The subsidies are still less than the cost of the equivalent capacity in coal-fired new construction, which would have a useful service life extending as far out as 2070. (10 years to permit & finance, plus 50 year op life).
Is that less per KWH? Or just less total.
BTW is the cost of 100% backup for AE accounted for in your numbers?
i.e. for 1,000 MW net generating capacity you have to pay for the AE plus the cost of 1,000 MW of actual (coal, nuclear, nat. gas) generating capacity.
A report I blogged a few months back said that getting AE up to 10% (IIRC could have been 20%) of grid power only cut CO2 emissions by 2.5%.
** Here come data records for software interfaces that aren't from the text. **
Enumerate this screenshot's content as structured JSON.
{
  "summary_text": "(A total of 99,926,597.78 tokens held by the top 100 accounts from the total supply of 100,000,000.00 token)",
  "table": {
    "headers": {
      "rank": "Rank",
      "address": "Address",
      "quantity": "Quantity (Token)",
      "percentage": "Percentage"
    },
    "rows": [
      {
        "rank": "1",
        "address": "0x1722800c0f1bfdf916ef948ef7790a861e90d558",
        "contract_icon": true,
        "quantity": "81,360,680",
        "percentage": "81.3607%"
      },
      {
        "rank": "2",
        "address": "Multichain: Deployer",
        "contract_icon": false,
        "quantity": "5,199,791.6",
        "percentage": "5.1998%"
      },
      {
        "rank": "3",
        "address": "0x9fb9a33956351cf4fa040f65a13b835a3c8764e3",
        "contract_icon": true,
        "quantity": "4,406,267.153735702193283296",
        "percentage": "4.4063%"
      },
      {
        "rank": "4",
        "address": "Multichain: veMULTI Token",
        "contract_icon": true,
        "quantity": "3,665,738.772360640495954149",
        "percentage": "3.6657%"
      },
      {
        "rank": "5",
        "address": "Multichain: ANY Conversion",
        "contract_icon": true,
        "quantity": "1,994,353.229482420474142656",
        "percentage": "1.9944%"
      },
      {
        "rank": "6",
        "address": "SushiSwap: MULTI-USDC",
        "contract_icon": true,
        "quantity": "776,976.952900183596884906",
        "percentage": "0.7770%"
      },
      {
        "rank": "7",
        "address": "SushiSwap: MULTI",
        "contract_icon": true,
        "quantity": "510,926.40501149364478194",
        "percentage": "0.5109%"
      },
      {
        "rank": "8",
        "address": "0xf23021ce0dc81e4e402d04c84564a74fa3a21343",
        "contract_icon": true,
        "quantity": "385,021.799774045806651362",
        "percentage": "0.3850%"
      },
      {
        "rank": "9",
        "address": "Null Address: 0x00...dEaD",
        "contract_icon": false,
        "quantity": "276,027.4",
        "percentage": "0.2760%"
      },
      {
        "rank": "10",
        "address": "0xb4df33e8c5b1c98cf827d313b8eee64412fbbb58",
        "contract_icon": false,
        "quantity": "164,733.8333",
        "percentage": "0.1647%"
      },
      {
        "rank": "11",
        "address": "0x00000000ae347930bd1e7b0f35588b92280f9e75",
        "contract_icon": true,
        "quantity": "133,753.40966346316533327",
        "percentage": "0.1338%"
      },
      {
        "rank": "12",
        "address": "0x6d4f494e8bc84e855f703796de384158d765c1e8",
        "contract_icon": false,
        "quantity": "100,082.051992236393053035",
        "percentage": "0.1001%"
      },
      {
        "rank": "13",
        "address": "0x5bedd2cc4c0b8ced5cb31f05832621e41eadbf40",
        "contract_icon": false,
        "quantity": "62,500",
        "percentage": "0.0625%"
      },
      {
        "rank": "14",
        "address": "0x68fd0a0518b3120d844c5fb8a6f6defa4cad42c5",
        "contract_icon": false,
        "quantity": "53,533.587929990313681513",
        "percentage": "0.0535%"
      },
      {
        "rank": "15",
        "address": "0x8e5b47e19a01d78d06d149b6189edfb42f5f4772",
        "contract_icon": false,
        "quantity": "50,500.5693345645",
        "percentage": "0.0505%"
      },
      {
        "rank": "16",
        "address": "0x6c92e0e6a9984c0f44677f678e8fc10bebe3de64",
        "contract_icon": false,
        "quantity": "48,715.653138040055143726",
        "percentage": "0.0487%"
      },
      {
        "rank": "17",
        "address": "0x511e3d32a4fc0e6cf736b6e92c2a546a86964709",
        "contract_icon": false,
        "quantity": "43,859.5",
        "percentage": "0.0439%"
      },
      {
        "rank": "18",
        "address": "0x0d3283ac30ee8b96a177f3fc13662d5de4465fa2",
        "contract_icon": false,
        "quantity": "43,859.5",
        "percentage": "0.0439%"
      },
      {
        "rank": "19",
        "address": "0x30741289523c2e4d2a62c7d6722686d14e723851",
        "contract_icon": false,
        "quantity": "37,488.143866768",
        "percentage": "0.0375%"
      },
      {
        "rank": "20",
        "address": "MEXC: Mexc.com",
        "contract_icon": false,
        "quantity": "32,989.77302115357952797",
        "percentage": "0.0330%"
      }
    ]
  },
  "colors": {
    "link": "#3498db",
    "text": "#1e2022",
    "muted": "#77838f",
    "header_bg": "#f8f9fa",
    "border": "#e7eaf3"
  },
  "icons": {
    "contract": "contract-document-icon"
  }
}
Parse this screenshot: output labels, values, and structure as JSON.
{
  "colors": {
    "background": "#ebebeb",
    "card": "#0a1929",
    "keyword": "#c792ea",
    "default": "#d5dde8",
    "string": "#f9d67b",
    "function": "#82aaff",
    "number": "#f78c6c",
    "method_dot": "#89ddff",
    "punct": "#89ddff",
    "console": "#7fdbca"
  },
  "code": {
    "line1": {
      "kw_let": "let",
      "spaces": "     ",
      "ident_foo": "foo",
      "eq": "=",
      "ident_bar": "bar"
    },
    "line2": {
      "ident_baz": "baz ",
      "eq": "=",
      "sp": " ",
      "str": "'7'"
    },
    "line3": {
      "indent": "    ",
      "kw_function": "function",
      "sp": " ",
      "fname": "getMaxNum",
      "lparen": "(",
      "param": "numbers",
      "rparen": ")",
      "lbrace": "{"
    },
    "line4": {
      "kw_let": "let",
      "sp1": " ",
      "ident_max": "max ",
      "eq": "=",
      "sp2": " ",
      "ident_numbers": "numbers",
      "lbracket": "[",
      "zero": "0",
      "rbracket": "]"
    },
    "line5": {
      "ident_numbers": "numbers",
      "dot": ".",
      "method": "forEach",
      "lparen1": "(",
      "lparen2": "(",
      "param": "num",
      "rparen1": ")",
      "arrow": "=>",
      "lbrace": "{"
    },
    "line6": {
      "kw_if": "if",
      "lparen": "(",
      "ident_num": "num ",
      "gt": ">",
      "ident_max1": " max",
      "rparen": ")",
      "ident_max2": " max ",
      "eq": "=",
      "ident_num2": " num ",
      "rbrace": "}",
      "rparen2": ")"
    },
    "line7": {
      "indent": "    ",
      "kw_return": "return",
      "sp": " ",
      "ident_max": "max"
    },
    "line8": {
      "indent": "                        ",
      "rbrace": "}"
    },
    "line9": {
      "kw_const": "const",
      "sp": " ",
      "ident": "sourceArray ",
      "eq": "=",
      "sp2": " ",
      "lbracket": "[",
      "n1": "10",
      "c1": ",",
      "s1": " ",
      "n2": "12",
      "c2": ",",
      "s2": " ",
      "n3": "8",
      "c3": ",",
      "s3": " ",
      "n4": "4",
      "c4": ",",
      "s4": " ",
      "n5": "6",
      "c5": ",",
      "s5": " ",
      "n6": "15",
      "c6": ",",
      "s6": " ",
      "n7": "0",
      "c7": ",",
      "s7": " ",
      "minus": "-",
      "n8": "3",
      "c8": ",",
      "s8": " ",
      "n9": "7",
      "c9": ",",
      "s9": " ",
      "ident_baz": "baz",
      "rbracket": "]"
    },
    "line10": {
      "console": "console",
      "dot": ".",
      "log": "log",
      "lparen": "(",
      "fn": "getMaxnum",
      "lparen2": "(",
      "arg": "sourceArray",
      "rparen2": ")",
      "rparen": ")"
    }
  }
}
And of course that does not account for grid stability issues once AE goes above 20% of grid power - i.e. clouds on solar and sudden drops of wind.
BTW I used to be a big proponent of wind. As I have gotten deeper into it I have soured considerably.
To be competitive wind + storage has to get below $1 a watt. Right now wind (at 33% capacity factor) + backup generation is around $4 to $5 a delivered watt capital cost + the cost of fuel for the backup. And it has to be hot backup because wind/solar output can decline drastically in seconds. Normal dispatch is in 15 minute increments.
And if AE is so great why have Germany, France, and Spain cut subsidies to zero? I think given the cost of power generated a loss of 2 jobs for every job created is credible.
I'm hedging my aneutronic bets by writing a free special report about what can be done with today's off-the-shelf hardware by a more or less average homeowner with "only" $1k to invest in creating an energy cost reduction snowball that finances further additions of collection, storage, and inverter capacity. Only the export power inverter is a grid-tie, btw.
My system plan integrates a household's entire
energy budget, including the car(s) and heating. It uses wind's contributions to the battery bank as welcome surprises which may eventually become predictable due to the installation's historic data. Solar is somewhat easier to accurately predict and quantify in the design phase. Wind is included because of it's ability to extend the collection window beyond sunny weather, but does not envision a 10m mast mount.
Given the 40 and 50 year projected service lives of solar and commercial steam cycle plants, building 1GW of commercial capacity represents an enormous ongoing commitment to buying and cleaning up after the fuel of choice. Read scrubbers, etc.
This fuel bill, coupled with the unionized maintenance labor and an energy inefficient design, should produce a decidedly lopsided TCO/watt advantage for an integrated system design.
The biggest flaw that I've seen is that Sid Solar wants to sell electric roofs. Willy Wind wants to sell 10m high windmills. Sounds like I'll need to pay an ME and a crane service. This does not bode well for periodic maintenance....
The inverter builders respond to these market conditions by producing grid-tie inverters in the 5-10kW range.
So we have to make dead sure we're comparing apples to apples...